SUPPLIED INFORMATION —
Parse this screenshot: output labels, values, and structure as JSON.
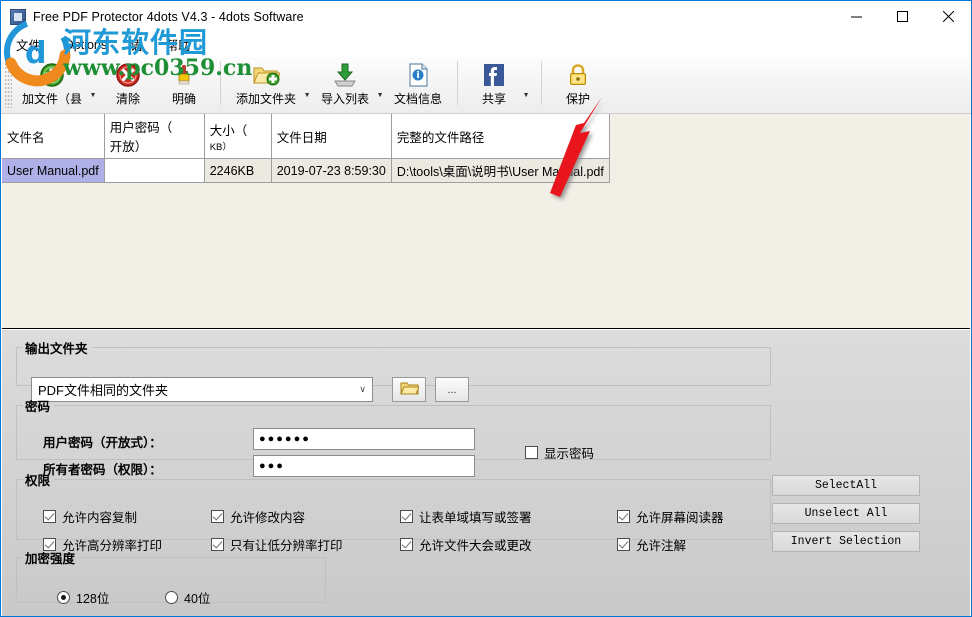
{
  "window": {
    "title": "Free PDF Protector 4dots V4.3 - 4dots Software",
    "icon": "app-icon",
    "minimize": "—",
    "maximize": "□",
    "close": "✕"
  },
  "menu": {
    "items": [
      {
        "label": "文件",
        "name": "menu-file"
      },
      {
        "label": "Options",
        "name": "menu-options"
      },
      {
        "label": "语",
        "name": "menu-language"
      },
      {
        "label": "帮助",
        "name": "menu-help"
      }
    ]
  },
  "toolbar": {
    "items": [
      {
        "label": "加文件（县",
        "icon": "add-file-icon",
        "dropdown": true
      },
      {
        "label": "清除",
        "icon": "remove-icon",
        "dropdown": false
      },
      {
        "label": "明确",
        "icon": "clear-brush-icon",
        "dropdown": false
      },
      {
        "label": "添加文件夹",
        "icon": "add-folder-icon",
        "dropdown": true
      },
      {
        "label": "导入列表",
        "icon": "import-list-icon",
        "dropdown": true
      },
      {
        "label": "文档信息",
        "icon": "document-info-icon",
        "dropdown": false
      },
      {
        "label": "共享",
        "icon": "facebook-share-icon",
        "dropdown": true
      },
      {
        "label": "保护",
        "icon": "lock-protect-icon",
        "dropdown": false
      }
    ],
    "dropdown_glyph": "▼"
  },
  "filelist": {
    "columns": [
      {
        "label": "文件名",
        "name": "column-filename"
      },
      {
        "label": "用户密码（",
        "label2": "开放）",
        "name": "column-userpassword"
      },
      {
        "label": "大小（",
        "label2": "KB）",
        "name": "column-size"
      },
      {
        "label": "文件日期",
        "name": "column-filedate"
      },
      {
        "label": "完整的文件路径",
        "name": "column-fullpath"
      }
    ],
    "rows": [
      {
        "filename": "User Manual.pdf",
        "userpassword": "",
        "size": "2246KB",
        "filedate": "2019-07-23 8:59:30",
        "fullpath": "D:\\tools\\桌面\\说明书\\User Manual.pdf",
        "selected": true
      }
    ]
  },
  "output_folder": {
    "legend": "输出文件夹",
    "combo_value": "PDF文件相同的文件夹",
    "combo_chevron": "∨",
    "browse_icon": "folder-icon",
    "dots_label": "..."
  },
  "password": {
    "legend": "密码",
    "user_label": "用户密码（开放式）：",
    "user_value": "●●●●●●",
    "owner_label": "所有者密码（权限）：",
    "owner_value": "●●●",
    "show_password_label": "显示密码",
    "show_password_checked": false
  },
  "permissions": {
    "legend": "权限",
    "items": [
      {
        "label": "允许内容复制",
        "checked": true,
        "name": "perm-allow-copy"
      },
      {
        "label": "允许修改内容",
        "checked": true,
        "name": "perm-allow-modify"
      },
      {
        "label": "让表单域填写或签署",
        "checked": true,
        "name": "perm-allow-formfill"
      },
      {
        "label": "允许屏幕阅读器",
        "checked": true,
        "name": "perm-allow-screenreader"
      },
      {
        "label": "允许高分辨率打印",
        "checked": true,
        "name": "perm-allow-highres-print"
      },
      {
        "label": "只有让低分辨率打印",
        "checked": true,
        "name": "perm-allow-lowres-print"
      },
      {
        "label": "允许文件大会或更改",
        "checked": true,
        "name": "perm-allow-assembly"
      },
      {
        "label": "允许注解",
        "checked": true,
        "name": "perm-allow-annotation"
      }
    ]
  },
  "selection_buttons": {
    "select_all": "SelectAll",
    "unselect_all": "Unselect All",
    "invert_selection": "Invert Selection"
  },
  "encryption": {
    "legend": "加密强度",
    "options": [
      {
        "label": "128位",
        "selected": true,
        "name": "radio-128bit"
      },
      {
        "label": "40位",
        "selected": false,
        "name": "radio-40bit"
      }
    ]
  },
  "watermark": {
    "text1": "河东软件园",
    "text2": "www.pc0359.cn"
  },
  "colors": {
    "accent": "#0078d7",
    "list_bg": "#f2efe6",
    "panel_bg": "#d0d0d0",
    "selection": "#b0b0e8",
    "arrow": "#e8191b"
  }
}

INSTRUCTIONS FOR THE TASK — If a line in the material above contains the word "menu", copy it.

RESPONSE BOX —
  "menu": {
        "name": "menu-file"
        "name": "menu-options"
        "name": "menu-language"
        "name": "menu-help"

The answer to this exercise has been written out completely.